Gerrard's friend Pol Cordel is missing from this story, but contrary to what I remembered when I reviewed Torrent, the hourglass pendant does actually show up. Gerrard leaves it somewhere before leaving Benalia. That happens off screen, so the scenes with Pol could still have happened between the lines. Unfortunately that still leaves us with two contradictory scenes of how Gerrard and Tahngarth met. Here the minotaur turns up at his work, rather than Gerrard finding him about to clobber an annoying missionary.

Thursday, 7 January 2016

Gerrard's Quest #1-4
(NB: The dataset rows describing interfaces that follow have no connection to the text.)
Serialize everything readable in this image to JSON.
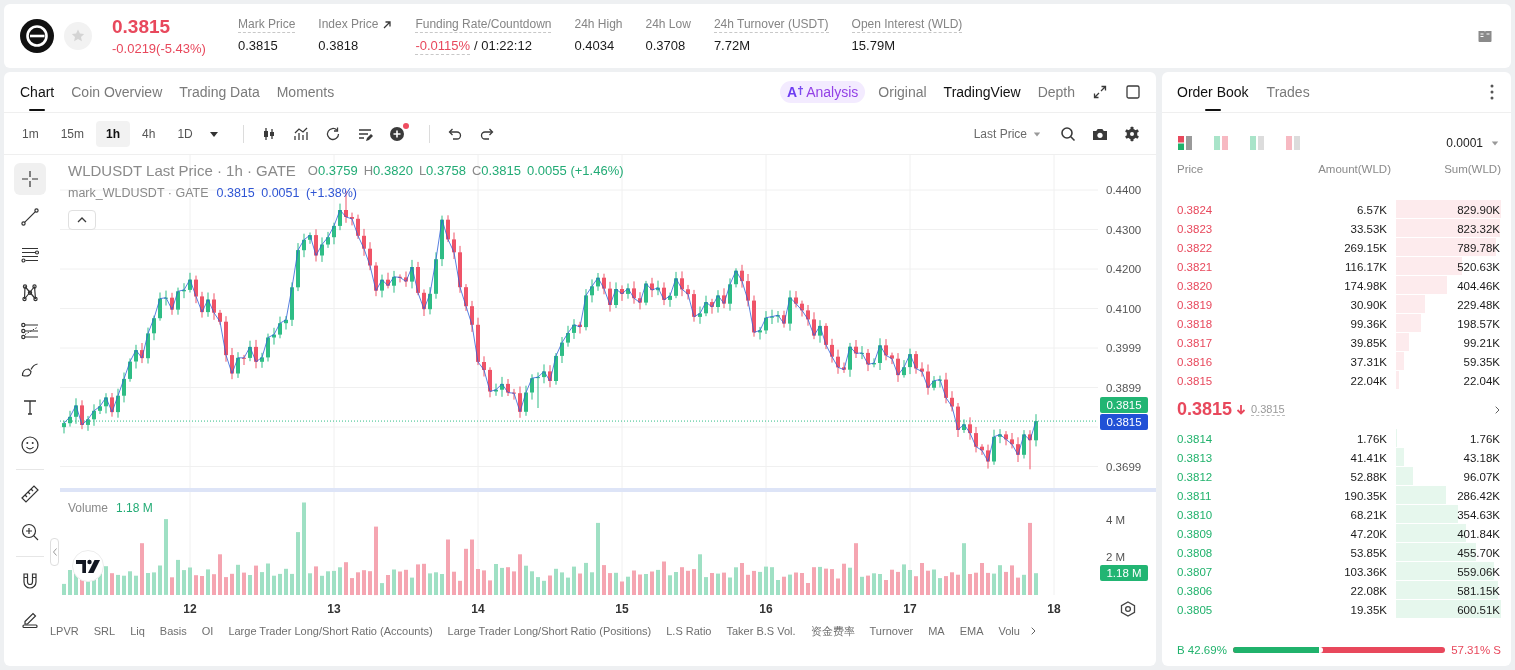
{
  "header": {
    "price": "0.3815",
    "falling": true,
    "change": "-0.0219(-5.43%)",
    "stats": [
      {
        "label": "Mark Price",
        "value": "0.3815",
        "kind": "plain",
        "tooltip": true
      },
      {
        "label": "Index Price",
        "value": "0.3818",
        "kind": "link",
        "tooltip": false
      },
      {
        "label": "Funding Rate/Countdown",
        "value": "-0.0115%",
        "extra": "/ 01:22:12",
        "kind": "funding",
        "tooltip": true
      },
      {
        "label": "24h High",
        "value": "0.4034",
        "kind": "plain",
        "tooltip": false
      },
      {
        "label": "24h Low",
        "value": "0.3708",
        "kind": "plain",
        "tooltip": false
      },
      {
        "label": "24h Turnover (USDT)",
        "value": "7.72M",
        "kind": "plain",
        "tooltip": true
      },
      {
        "label": "Open Interest (WLD)",
        "value": "15.79M",
        "kind": "plain",
        "tooltip": true
      }
    ]
  },
  "chart_panel": {
    "tabs": [
      {
        "label": "Chart",
        "selected": true
      },
      {
        "label": "Coin Overview",
        "selected": false
      },
      {
        "label": "Trading Data",
        "selected": false
      },
      {
        "label": "Moments",
        "selected": false
      }
    ],
    "analysis": {
      "glyph": "A",
      "label": "Analysis"
    },
    "views": [
      {
        "label": "Original",
        "selected": false
      },
      {
        "label": "TradingView",
        "selected": true
      },
      {
        "label": "Depth",
        "selected": false
      }
    ],
    "toolbar": {
      "intervals": [
        {
          "label": "1m",
          "selected": false
        },
        {
          "label": "15m",
          "selected": false
        },
        {
          "label": "1h",
          "selected": true
        },
        {
          "label": "4h",
          "selected": false
        },
        {
          "label": "1D",
          "selected": false
        }
      ],
      "indicator_badge": true,
      "price_source": "Last Price"
    },
    "drawing_tools": [
      [
        {
          "kind": "crosshair",
          "selected": true
        },
        {
          "kind": "trend-line",
          "selected": false
        },
        {
          "kind": "horizontal-lines",
          "selected": false
        },
        {
          "kind": "pattern",
          "selected": false
        },
        {
          "kind": "projection",
          "selected": false
        },
        {
          "kind": "brush",
          "selected": false
        },
        {
          "kind": "text",
          "selected": false
        },
        {
          "kind": "emoji",
          "selected": false
        }
      ],
      [
        {
          "kind": "measure",
          "selected": false
        },
        {
          "kind": "zoom",
          "selected": false
        }
      ],
      [
        {
          "kind": "magnet",
          "selected": false
        },
        {
          "kind": "pencil",
          "selected": false
        }
      ]
    ],
    "legend": {
      "symbol": "WLDUSDT Last Price · 1h · GATE",
      "ohlc": [
        {
          "key": "O",
          "value": "0.3759"
        },
        {
          "key": "H",
          "value": "0.3820"
        },
        {
          "key": "L",
          "value": "0.3758"
        },
        {
          "key": "C",
          "value": "0.3815"
        }
      ],
      "change": "0.0055 (+1.46%)",
      "mark_symbol": "mark_WLDUSDT · GATE",
      "mark_values": "0.3815 0.0051 (+1.38%)"
    },
    "price_scale": [
      "0.4400",
      "0.4300",
      "0.4200",
      "0.4100",
      "0.3999",
      "0.3899",
      "0.3699"
    ],
    "price_tags": {
      "last": "0.3815",
      "mark": "0.3815"
    },
    "volume": {
      "label": "Volume",
      "value": "1.18 M",
      "scale": [
        "4 M",
        "2 M"
      ],
      "tag": "1.18 M"
    },
    "time_scale": [
      "12",
      "13",
      "14",
      "15",
      "16",
      "17",
      "18"
    ],
    "indicators": [
      "LPVR",
      "SRL",
      "Liq",
      "Basis",
      "OI",
      "Large Trader Long/Short Ratio (Accounts)",
      "Large Trader Long/Short Ratio (Positions)",
      "L.S Ratio",
      "Taker B.S Vol.",
      "资金费率",
      "Turnover",
      "MA",
      "EMA",
      "Volu"
    ]
  },
  "order_book": {
    "tabs": [
      {
        "label": "Order Book",
        "selected": true
      },
      {
        "label": "Trades",
        "selected": false
      }
    ],
    "layouts": [
      {
        "kind": "both",
        "selected": true
      },
      {
        "kind": "side-by-side",
        "selected": false
      },
      {
        "kind": "bids",
        "selected": false
      },
      {
        "kind": "asks",
        "selected": false
      }
    ],
    "precision": "0.0001",
    "columns": [
      "Price",
      "Amount(WLD)",
      "Sum(WLD)"
    ],
    "asks": [
      {
        "price": "0.3824",
        "amount": "6.57K",
        "sum": "829.90K",
        "level": 1
      },
      {
        "price": "0.3823",
        "amount": "33.53K",
        "sum": "823.32K",
        "level": 0.992
      },
      {
        "price": "0.3822",
        "amount": "269.15K",
        "sum": "789.78K",
        "level": 0.952
      },
      {
        "price": "0.3821",
        "amount": "116.17K",
        "sum": "520.63K",
        "level": 0.627
      },
      {
        "price": "0.3820",
        "amount": "174.98K",
        "sum": "404.46K",
        "level": 0.487
      },
      {
        "price": "0.3819",
        "amount": "30.90K",
        "sum": "229.48K",
        "level": 0.277
      },
      {
        "price": "0.3818",
        "amount": "99.36K",
        "sum": "198.57K",
        "level": 0.239
      },
      {
        "price": "0.3817",
        "amount": "39.85K",
        "sum": "99.21K",
        "level": 0.12
      },
      {
        "price": "0.3816",
        "amount": "37.31K",
        "sum": "59.35K",
        "level": 0.072
      },
      {
        "price": "0.3815",
        "amount": "22.04K",
        "sum": "22.04K",
        "level": 0.027
      }
    ],
    "last_price": "0.3815",
    "falling": true,
    "mark_price": "0.3815",
    "bids": [
      {
        "price": "0.3814",
        "amount": "1.76K",
        "sum": "1.76K",
        "level": 0.003
      },
      {
        "price": "0.3813",
        "amount": "41.41K",
        "sum": "43.18K",
        "level": 0.072
      },
      {
        "price": "0.3812",
        "amount": "52.88K",
        "sum": "96.07K",
        "level": 0.16
      },
      {
        "price": "0.3811",
        "amount": "190.35K",
        "sum": "286.42K",
        "level": 0.477
      },
      {
        "price": "0.3810",
        "amount": "68.21K",
        "sum": "354.63K",
        "level": 0.591
      },
      {
        "price": "0.3809",
        "amount": "47.20K",
        "sum": "401.84K",
        "level": 0.669
      },
      {
        "price": "0.3808",
        "amount": "53.85K",
        "sum": "455.70K",
        "level": 0.759
      },
      {
        "price": "0.3807",
        "amount": "103.36K",
        "sum": "559.06K",
        "level": 0.931
      },
      {
        "price": "0.3806",
        "amount": "22.08K",
        "sum": "581.15K",
        "level": 0.968
      },
      {
        "price": "0.3805",
        "amount": "19.35K",
        "sum": "600.51K",
        "level": 1
      }
    ],
    "ratio": {
      "buy": "B 42.69%",
      "sell": "57.31% S",
      "level": 0.4269
    }
  }
}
"Separations" (no idea what that is to be honest) are just credited to "Dark Horse Digital" in the other three issues.
Before I get into the comic itself, my apologies for not updating the blog all that often in the past month. Work, the holidays and some personal stuff all took priority. For the foreseeable future I am planning to do a review every other week. That's not as often as I would like, but it would be nice to get back to some sort of regular schedule, and for now that means a slightly slower pace. Hopefully I'll be able to go back to weekly reviews in the future!

With that announcement out of the way... Gerrard's Quest!

Issue one starts with the Weatherlight coming to Rath. Gerrard is mopey about having been manipulated all his life, and about the fact that people are probably going to die "because of him". He then flashes back to the day he left the Weatherlight, years before. Back then Volrath's forces had invaded Urborg and killed Crovax's father to draw the Weatherlight to them. In the subsequent battle Gerrard's friend Rofellos was killed by Gallowbraid. The baddies are chased of by Selenia, but the angel herself... well, after the battle Crovax destroys the artifact he used to summon her and she is also teleported to Rath, but whether it's Volrath's forces dragging her through a portal or whether the artifact was keeping her on Dominaria isn't entirely clear from the art. During the battle one of the minions called out Gerrard's name, which makes him realize the things were after him, not Crovax. He confronts Sisay over this, who reveals that her parents were allies of Gerrard's parents, as well as his adoptive dad Sidar Kondo and his mentor Multani. He learns that "Those who serve the Legacy" had been grooming him to destroy the Lord of the Wastes. Gerrard, mad at the deception and the death of his friend, quits. His flashback ends just in time for the final splash page that shows the Predator attacking.